“For the first time, the North Queensland Super Hub will provide the quantity of renewable energy we need to support large-scale green hydrogen production right here in Queensland,” he went on to add.

Ambition, but work to be done

The news out of Australia comes as other large economies look to develop plans for green hydrogen.

The European Commission, for example, has said it wants 40 GW of renewable hydrogen electrolyzers to be installed in the EU by 2030.

Last week, during a roundtable discussion at the COP27 climate conference in Egypt, German Chancellor Olaf Scholz described green hydrogen as “one of the most important technologies for a climate neutral world.”

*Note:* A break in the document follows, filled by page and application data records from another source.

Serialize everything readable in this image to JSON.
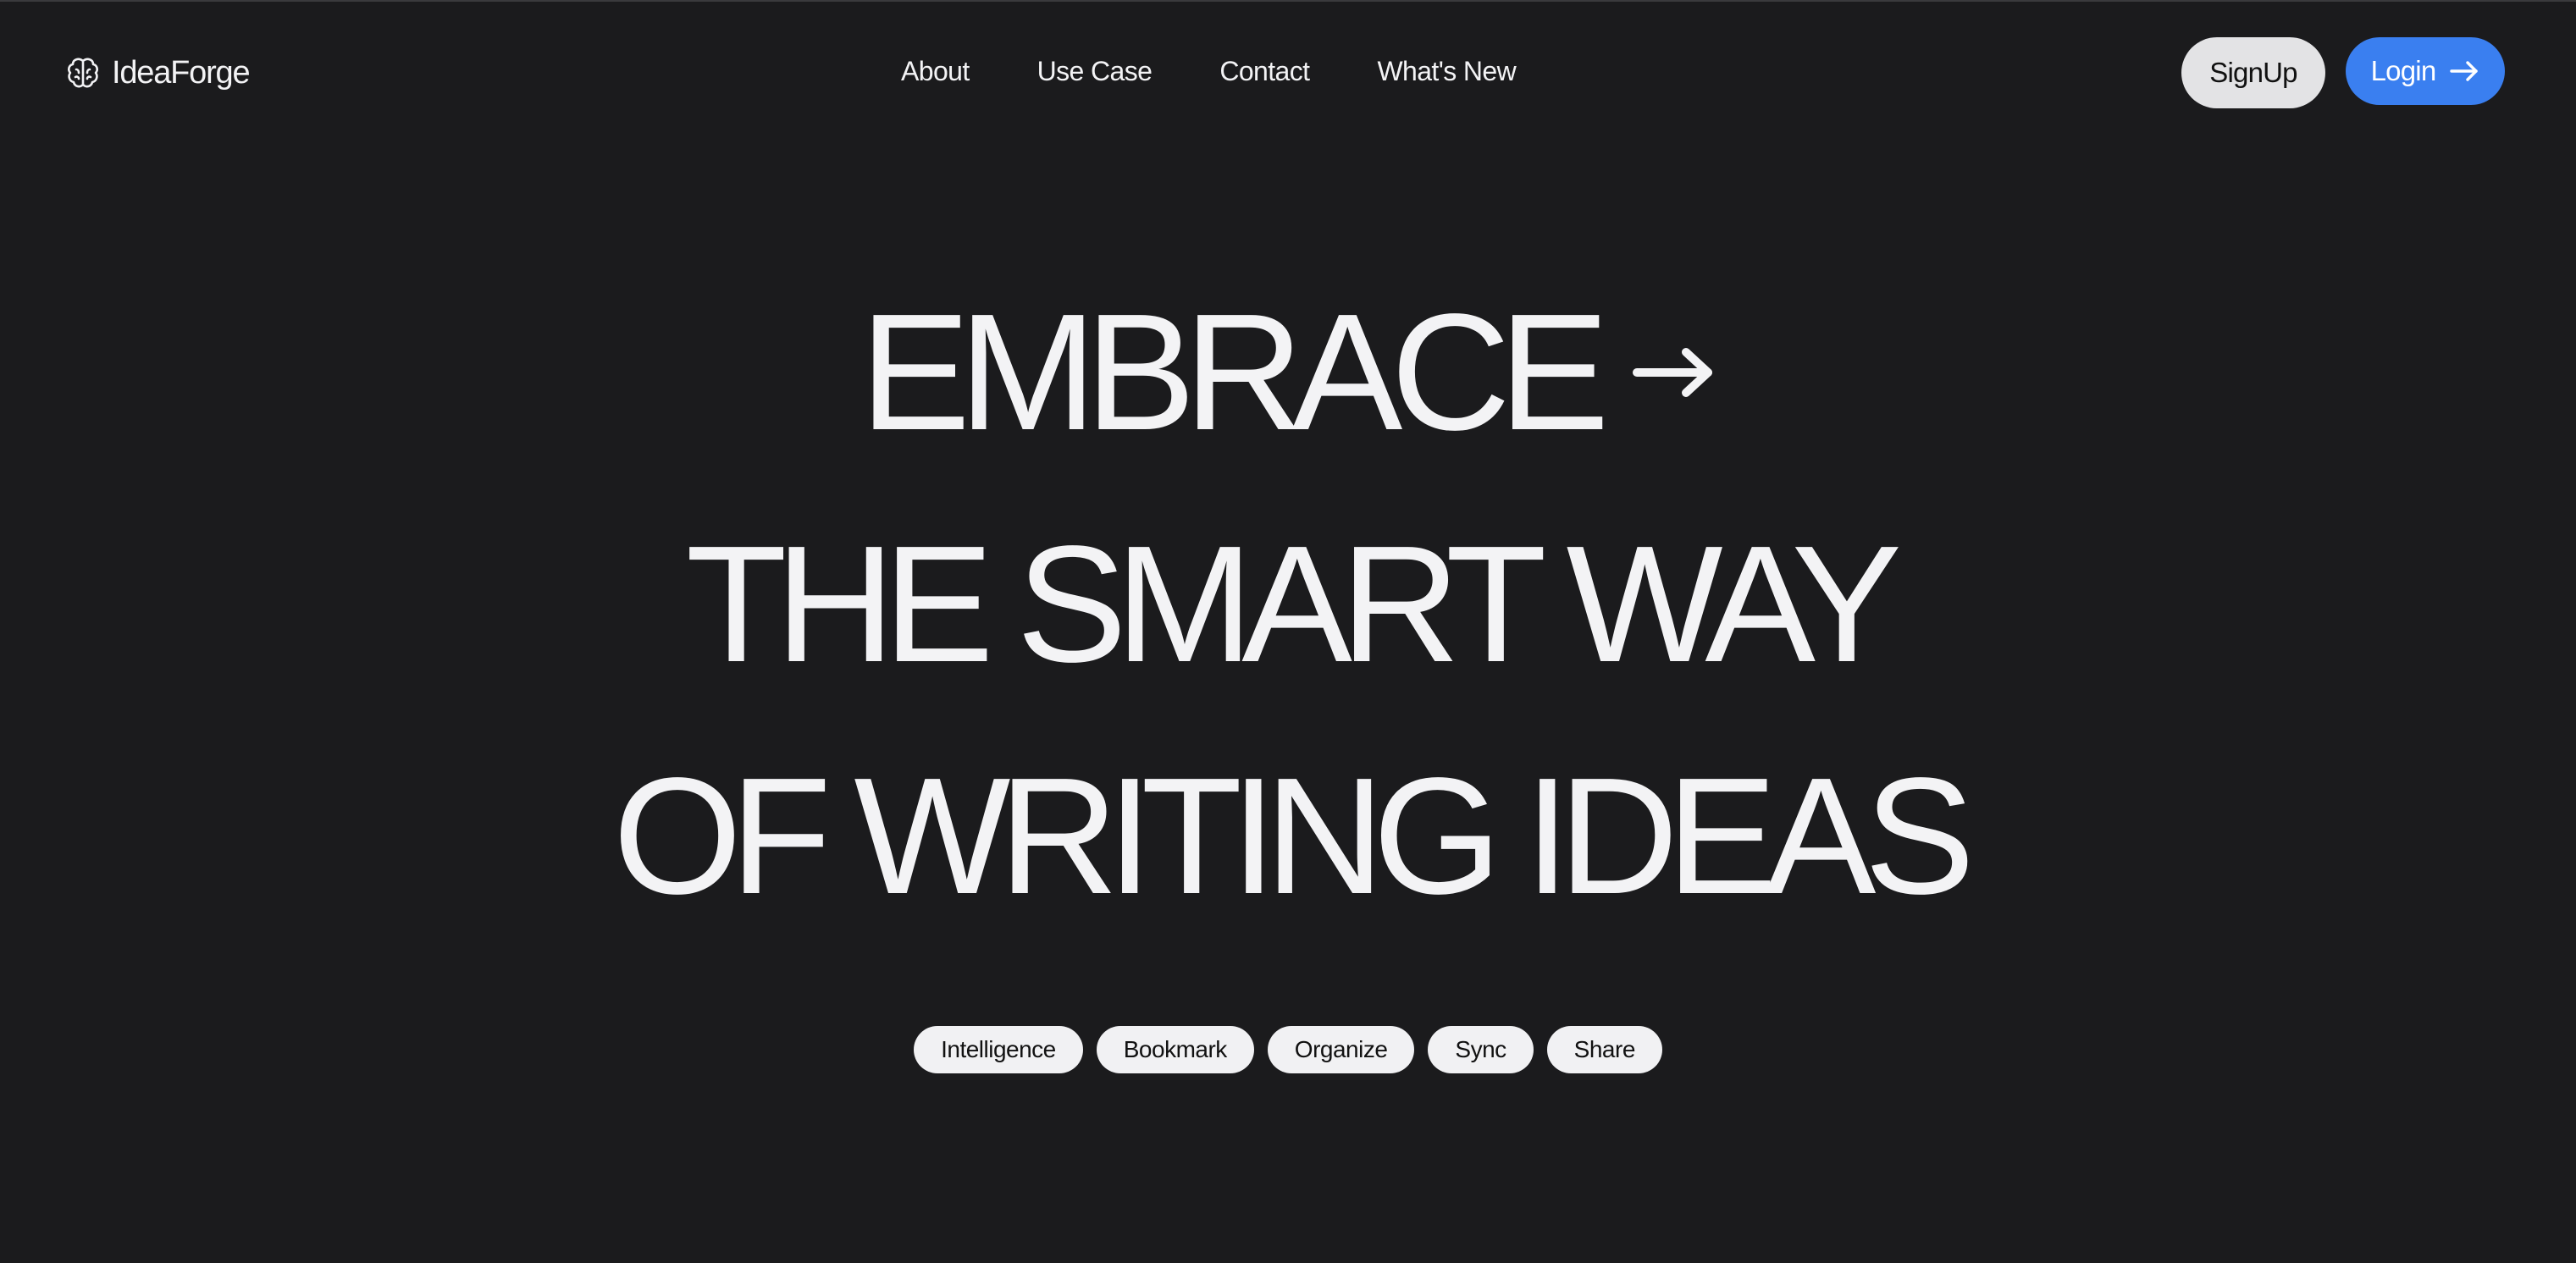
{
  "brand": {
    "name": "IdeaForge",
    "icon": "brain-icon"
  },
  "nav": {
    "links": [
      "About",
      "Use Case",
      "Contact",
      "What's New"
    ]
  },
  "auth": {
    "signup_label": "SignUp",
    "login_label": "Login",
    "login_icon": "arrow-right-icon"
  },
  "hero": {
    "line1": "EMBRACE",
    "line1_icon": "arrow-right-icon",
    "line2": "THE SMART WAY",
    "line3": "OF WRITING IDEAS"
  },
  "tags": [
    "Intelligence",
    "Bookmark",
    "Organize",
    "Sync",
    "Share"
  ],
  "colors": {
    "background": "#1b1b1d",
    "text": "#f3f3f5",
    "login_button": "#3a7ff0",
    "signup_button": "#e3e3e5",
    "tag_background": "#f1f1f3"
  }
}
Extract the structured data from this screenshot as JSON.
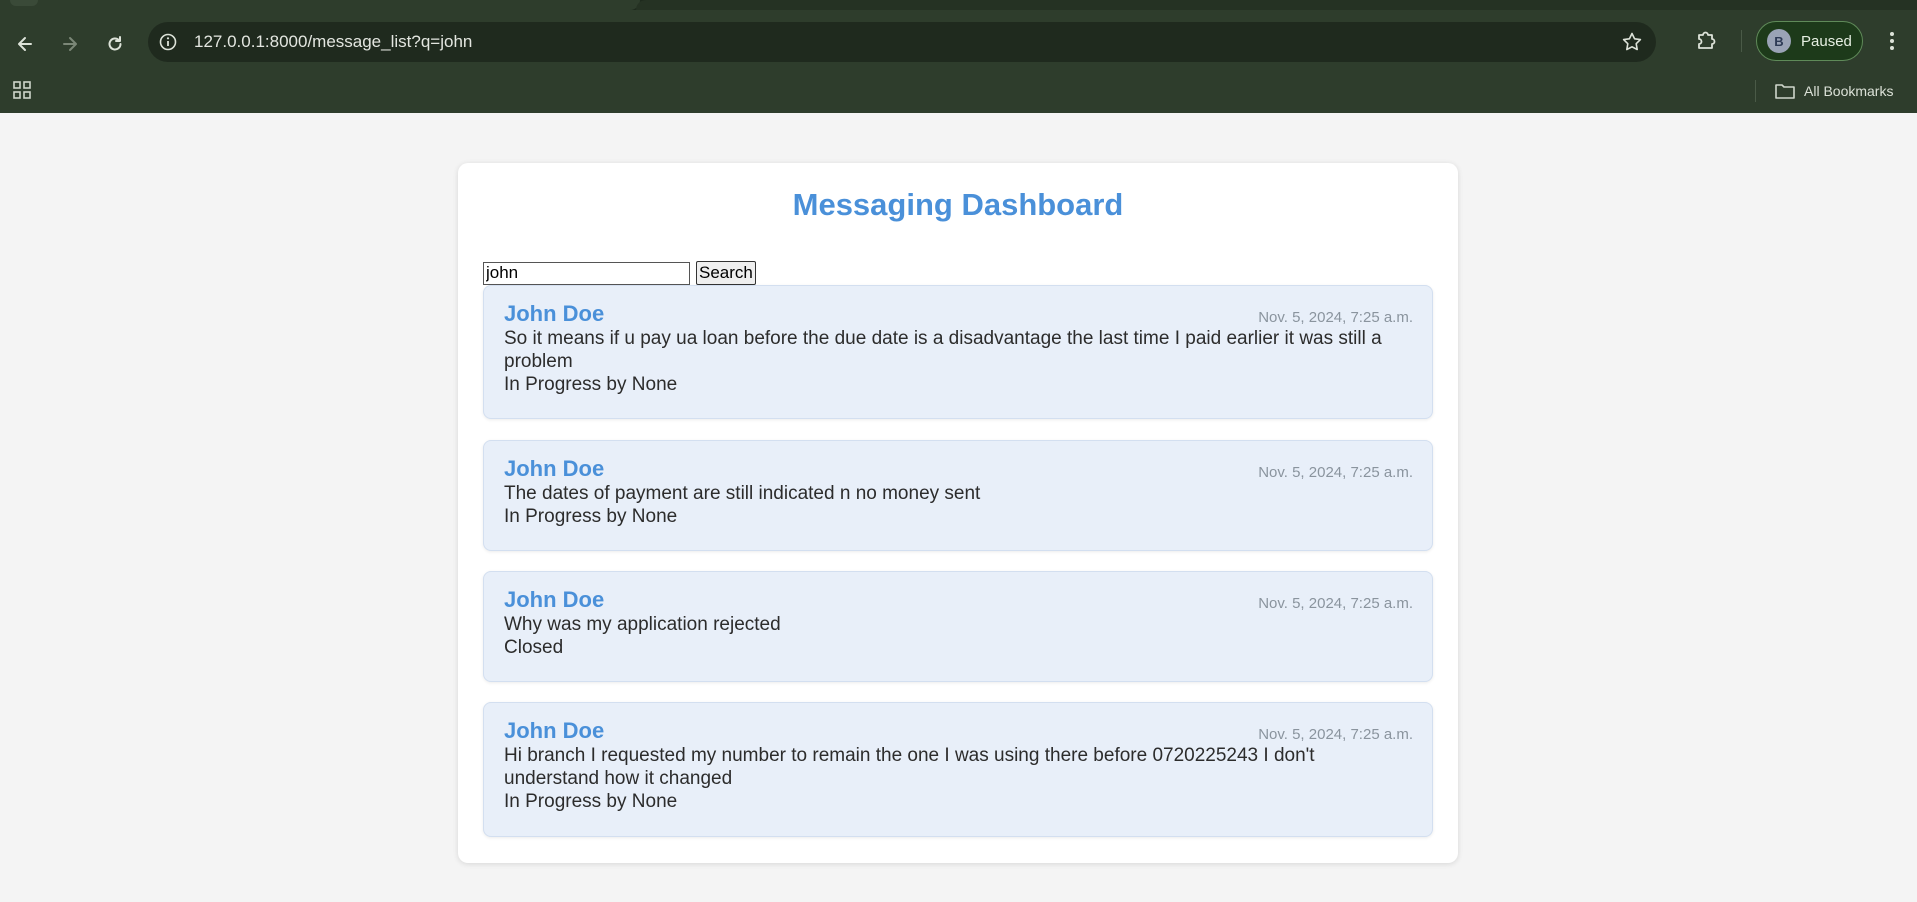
{
  "browser": {
    "url": "127.0.0.1:8000/message_list?q=john",
    "profile_initial": "B",
    "profile_label": "Paused",
    "all_bookmarks_label": "All Bookmarks"
  },
  "page": {
    "title": "Messaging Dashboard",
    "search": {
      "value": "john",
      "button_label": "Search"
    },
    "messages": [
      {
        "sender": "John Doe",
        "date": "Nov. 5, 2024, 7:25 a.m.",
        "text": "So it means if u pay ua loan before the due date is a disadvantage the last time I paid earlier it was still a problem",
        "status": "In Progress by None"
      },
      {
        "sender": "John Doe",
        "date": "Nov. 5, 2024, 7:25 a.m.",
        "text": "The dates of payment are still indicated n no money sent",
        "status": "In Progress by None"
      },
      {
        "sender": "John Doe",
        "date": "Nov. 5, 2024, 7:25 a.m.",
        "text": "Why was my application rejected",
        "status": "Closed"
      },
      {
        "sender": "John Doe",
        "date": "Nov. 5, 2024, 7:25 a.m.",
        "text": "Hi branch I requested my number to remain the one I was using there before 0720225243 I don't understand how it changed",
        "status": "In Progress by None"
      }
    ]
  },
  "colors": {
    "accent": "#4a90d9",
    "message_bg": "#e8eff9",
    "chrome_bg": "#2e3d2c"
  }
}
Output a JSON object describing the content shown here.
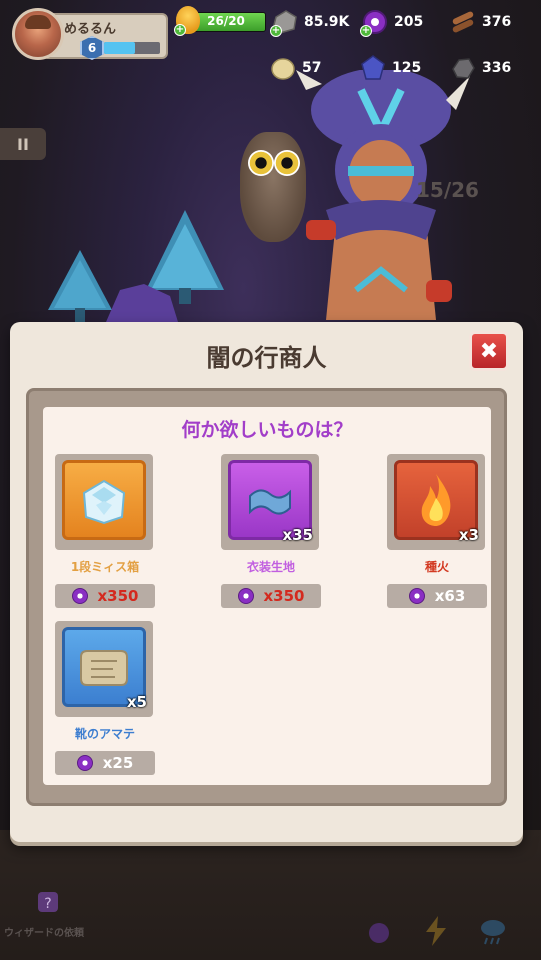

“Green hydrogen is the key to decarbonizing our economies, especially for hard to electrify sectors such as steel production, the chemical industry, heavy shipping and aviation,” Scholz added, before going on to acknowledge that a significant amount of work was needed for the sector to mature.

“Of course, green hydrogen is still an infant industry, its production is currently too cost intensive compared to fossil fuels,” he said. “There’s also a ‘chicken and egg’ dilemma of supply and demand where market actors block each other, waiting for the other to move.”

Also appearing on the panel was Christian Bruch, CEO of Siemens Energy. “Hydrogen will be indispensable for the decarbonization of … industry,” he said.

“The question is, for us now, how do we get there in a world which is still driven, in terms of business, by hydrocarbons,” he added. “So it requires an extra effort to make green hydrogen projects … work.”